■ Task statement
Restate all entries word for word, minus pictures.

(Stored items)
-.-.-
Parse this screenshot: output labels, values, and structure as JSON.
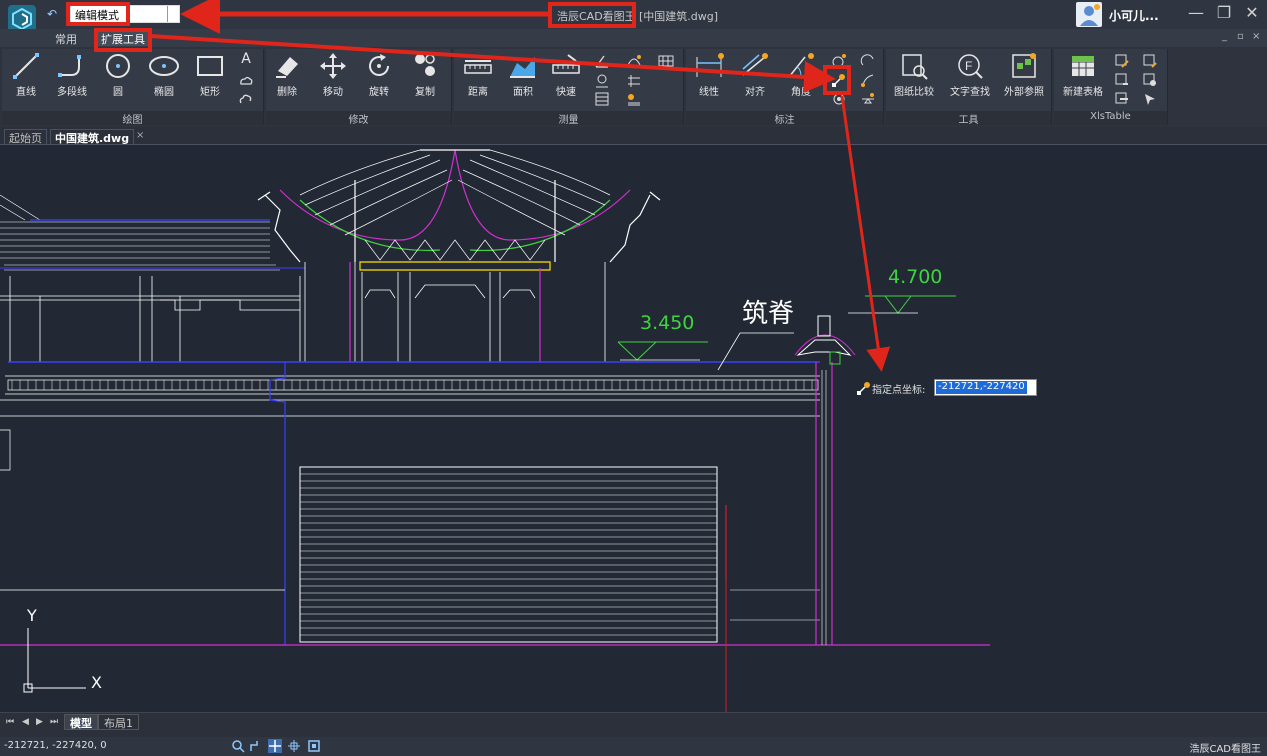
{
  "titlebar": {
    "mode": "编辑模式",
    "app_title": "浩辰CAD看图王",
    "doc_title": "[中国建筑.dwg]",
    "username": "小可儿..."
  },
  "ribbon_tabs": [
    "常用",
    "扩展工具"
  ],
  "groups": {
    "draw": {
      "title": "绘图",
      "line": "直线",
      "polyline": "多段线",
      "circle": "圆",
      "ellipse": "椭圆",
      "rect": "矩形",
      "text_icon": "A"
    },
    "modify": {
      "title": "修改",
      "erase": "删除",
      "move": "移动",
      "rotate": "旋转",
      "copy": "复制"
    },
    "measure": {
      "title": "测量",
      "distance": "距离",
      "area": "面积",
      "quick": "快速"
    },
    "dimension": {
      "title": "标注",
      "linear": "线性",
      "aligned": "对齐",
      "angle": "角度"
    },
    "tools": {
      "title": "工具",
      "compare": "图纸比较",
      "find_text": "文字查找",
      "xref": "外部参照"
    },
    "xls": {
      "title": "XlsTable",
      "new_table": "新建表格"
    }
  },
  "doc_tabs": [
    "起始页",
    "中国建筑.dwg"
  ],
  "drawing": {
    "level_1": "3.450",
    "level_2": "4.700",
    "note": "筑脊",
    "axis_y": "Y",
    "axis_x": "X"
  },
  "command": {
    "prompt": "指定点坐标:",
    "value": "-212721,-227420"
  },
  "layout_tabs": [
    "模型",
    "布局1"
  ],
  "status": {
    "coords": "-212721, -227420, 0",
    "app": "浩辰CAD看图王"
  },
  "colors": {
    "canvas_bg": "#222834",
    "annotation": "#e0251b",
    "green_text": "#3fd43f",
    "magenta": "#d030d0",
    "blue": "#3a40ff"
  }
}
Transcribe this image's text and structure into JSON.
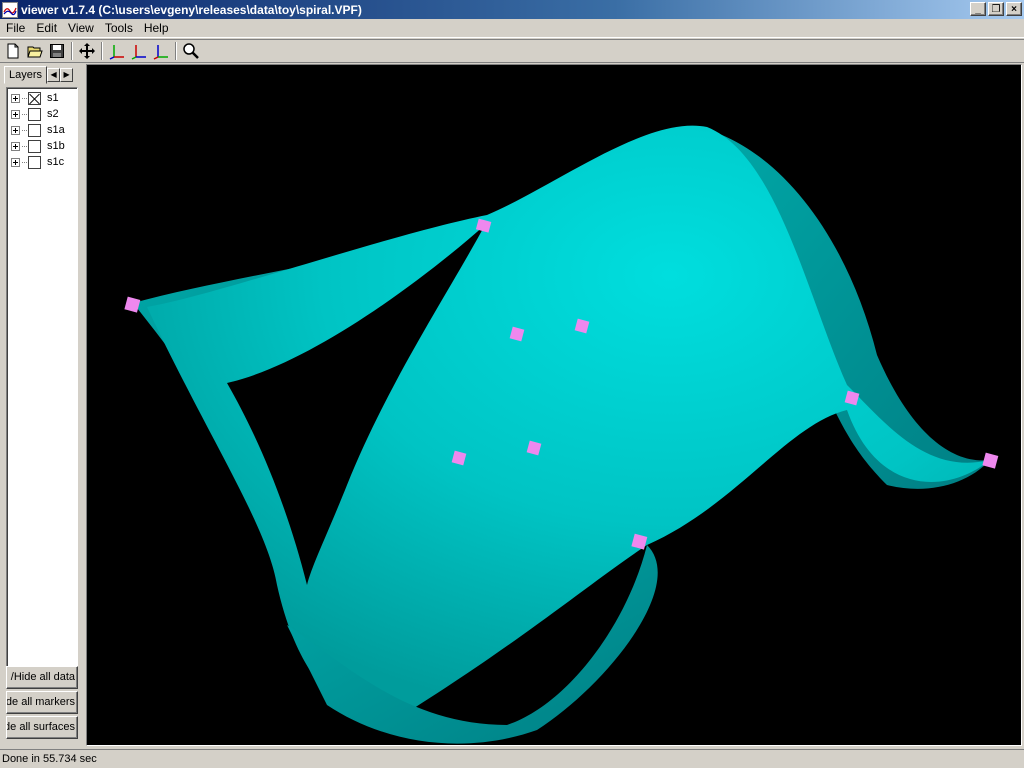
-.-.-
■ Result below
Parse this screenshot: output labels, values, and structure as JSON.
{
  "titlebar": {
    "mode": "编辑模式",
    "app_title": "浩辰CAD看图王",
    "doc_title": "[中国建筑.dwg]",
    "username": "小可儿..."
  },
  "ribbon_tabs": [
    "常用",
    "扩展工具"
  ],
  "groups": {
    "draw": {
      "title": "绘图",
      "line": "直线",
      "polyline": "多段线",
      "circle": "圆",
      "ellipse": "椭圆",
      "rect": "矩形",
      "text_icon": "A"
    },
    "modify": {
      "title": "修改",
      "erase": "删除",
      "move": "移动",
      "rotate": "旋转",
      "copy": "复制"
    },
    "measure": {
      "title": "测量",
      "distance": "距离",
      "area": "面积",
      "quick": "快速"
    },
    "dimension": {
      "title": "标注",
      "linear": "线性",
      "aligned": "对齐",
      "angle": "角度"
    },
    "tools": {
      "title": "工具",
      "compare": "图纸比较",
      "find_text": "文字查找",
      "xref": "外部参照"
    },
    "xls": {
      "title": "XlsTable",
      "new_table": "新建表格"
    }
  },
  "doc_tabs": [
    "起始页",
    "中国建筑.dwg"
  ],
  "drawing": {
    "level_1": "3.450",
    "level_2": "4.700",
    "note": "筑脊",
    "axis_y": "Y",
    "axis_x": "X"
  },
  "command": {
    "prompt": "指定点坐标:",
    "value": "-212721,-227420"
  },
  "layout_tabs": [
    "模型",
    "布局1"
  ],
  "status": {
    "coords": "-212721, -227420, 0",
    "app": "浩辰CAD看图王"
  },
  "colors": {
    "canvas_bg": "#222834",
    "annotation": "#e0251b",
    "green_text": "#3fd43f",
    "magenta": "#d030d0",
    "blue": "#3a40ff"
  }
}
Transcribe this image's text and structure into JSON.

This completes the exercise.